Israeli Prime Minister Benjamin Netanyahu said Monday Saudi Arabia had granted permission to an Indian airline to fly through Saudi airspace en route to Israel.
Prime Minister Benjamin Netanyahu said Saudi Arabia has agreed to allow Air India to use its airspace in flights to and from Israel in what could indicate a warming of ties.
But Air India said on Tuesday that while it had issued such a request, the regulator had yet to give it a positive answer.
The new Israel-India route was announced by Indian Prime Minister Narendra Modi during his visit to Israel in July.
In his January reciprocal visit to India, Netanyahu implied the route could pass over Saudi Arabia, which beyond significantly shortening flight time would be a public indication of a warming of ties with Israel.
Saudi Arabia and Israel have no official diplomatic ties, like much of the Arab world. Riyadh has consistently kept mum on Israeli hints of covert ties with the Sunni-ruled kingdom.
Speaking to reporters accompanying him in Washington on Monday, Netanyahu said that Air India had reached an agreement with Saudi Arabia to use their airspace.
Israel's national carrier El Al currently operates an India service that takes a detour over the Red Sea to avoid flying over Saudi Arabia and Iran.
Air India meanwhile said it was still waiting for an answer on its request.
"We have applied for the route with (India's) directorate general of civil aviation," a spokesman told AFP.
"It is for the them to decide on our request, but we haven't yet received any communication about it from the regulator."
Air India has not published when it would begin its flights to Tel Aviv, with media speculating they were due to start later in March.

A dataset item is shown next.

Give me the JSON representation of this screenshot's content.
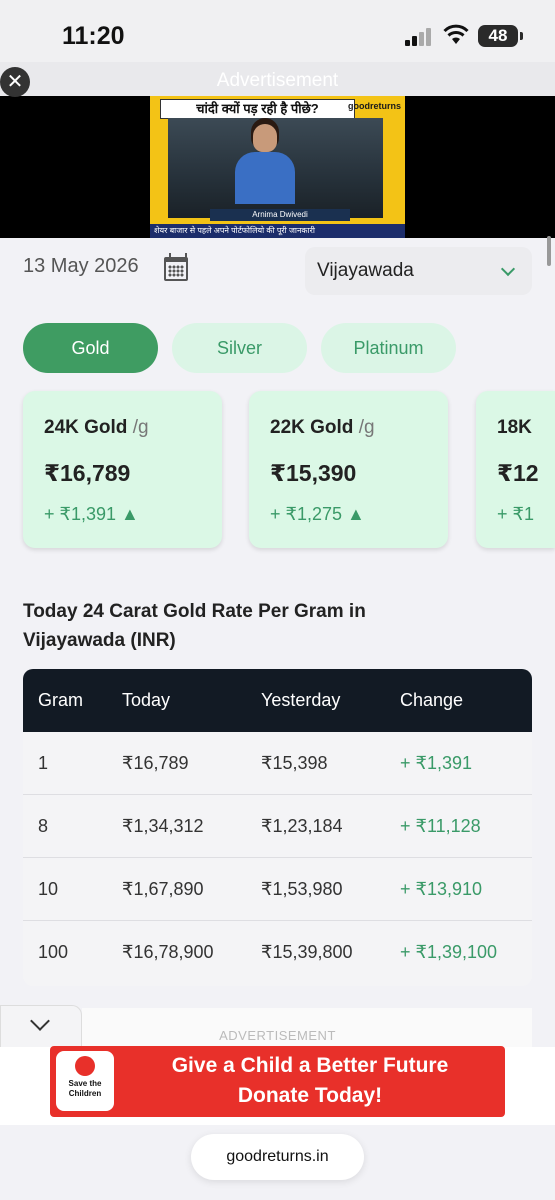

A spokesman for the Israel Airports Authority confirmed Air India has received permission to land at Israel's Ben Gurion airport, but could provide no further details.